Exercise
Pick the lines holding the string "LabBase" out of the records and copy them.
- - -
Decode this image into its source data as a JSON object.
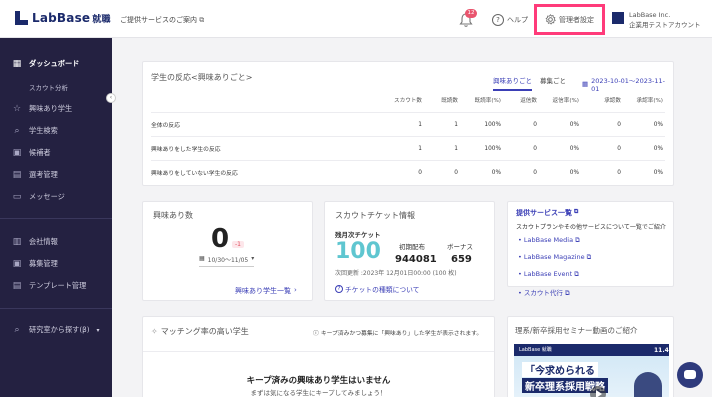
{
  "header": {
    "logo_text": "LabBase",
    "logo_sub": "就職",
    "service_link": "ご提供サービスのご案内",
    "notif_count": "12",
    "help_label": "ヘルプ",
    "admin_label": "管理者設定",
    "company_name": "LabBase Inc.",
    "company_account": "企業用テストアカウント"
  },
  "sidebar": {
    "items": [
      {
        "label": "ダッシュボード",
        "icon": "grid-icon"
      },
      {
        "label": "スカウト分析"
      },
      {
        "label": "興味あり学生",
        "icon": "star-icon"
      },
      {
        "label": "学生検索",
        "icon": "search-icon"
      },
      {
        "label": "候補者",
        "icon": "person-icon"
      },
      {
        "label": "選考管理",
        "icon": "doc-icon"
      },
      {
        "label": "メッセージ",
        "icon": "chat-icon"
      },
      {
        "label": "会社情報",
        "icon": "building-icon"
      },
      {
        "label": "募集管理",
        "icon": "person-icon"
      },
      {
        "label": "テンプレート管理",
        "icon": "doc-icon"
      },
      {
        "label": "研究室から探す(β)",
        "icon": "search-icon"
      }
    ]
  },
  "interest": {
    "title": "学生の反応<興味ありごと>",
    "tab1": "興味ありごと",
    "tab2": "募集ごと",
    "date": "2023-10-01〜2023-11-01",
    "columns": [
      "スカウト数",
      "既読数",
      "既読率(%)",
      "返信数",
      "返信率(%)",
      "承認数",
      "承認率(%)"
    ],
    "rows": [
      {
        "label": "全体の反応",
        "values": [
          "1",
          "1",
          "100%",
          "0",
          "0%",
          "0",
          "0%"
        ]
      },
      {
        "label": "興味ありをした学生の反応",
        "values": [
          "1",
          "1",
          "100%",
          "0",
          "0%",
          "0",
          "0%"
        ]
      },
      {
        "label": "興味ありをしていない学生の反応",
        "values": [
          "0",
          "0",
          "0%",
          "0",
          "0%",
          "0",
          "0%"
        ]
      }
    ]
  },
  "interest_count": {
    "title": "興味あり数",
    "value": "0",
    "delta": "-1",
    "range": "10/30〜11/05",
    "link": "興味あり学生一覧"
  },
  "ticket": {
    "title": "スカウトチケット情報",
    "monthly_label": "残月次チケット",
    "monthly_value": "100",
    "initial_label": "初期配布",
    "initial_value": "944081",
    "bonus_label": "ボーナス",
    "bonus_value": "659",
    "next_update": "次回更新 :2023年 12月01日00:00 (100 枚)",
    "link": "チケットの種類について"
  },
  "services": {
    "title": "提供サービス一覧",
    "desc": "スカウトプランやその他サービスについて一覧でご紹介",
    "items": [
      "LabBase Media",
      "LabBase Magazine",
      "LabBase Event",
      "スカウト代行"
    ]
  },
  "matching": {
    "title": "マッチング率の高い学生",
    "note": "キープ済みかつ募集に「興味あり」した学生が表示されます。",
    "empty_title": "キープ済みの興味あり学生はいません",
    "empty_sub": "まずは気になる学生にキープしてみましょう！"
  },
  "seminar": {
    "title": "理系/新卒採用セミナー動画のご紹介",
    "banner_brand": "LabBase 就職",
    "banner_line1": "「今求められる",
    "banner_line2": "新卒理系採用戦略",
    "banner_date": "11.4"
  }
}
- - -
Written solution
    "logo_text": "LabBase",
    "company_name": "LabBase Inc.",
      "LabBase Media",
      "LabBase Magazine",
      "LabBase Event",
    "banner_brand": "LabBase 就職",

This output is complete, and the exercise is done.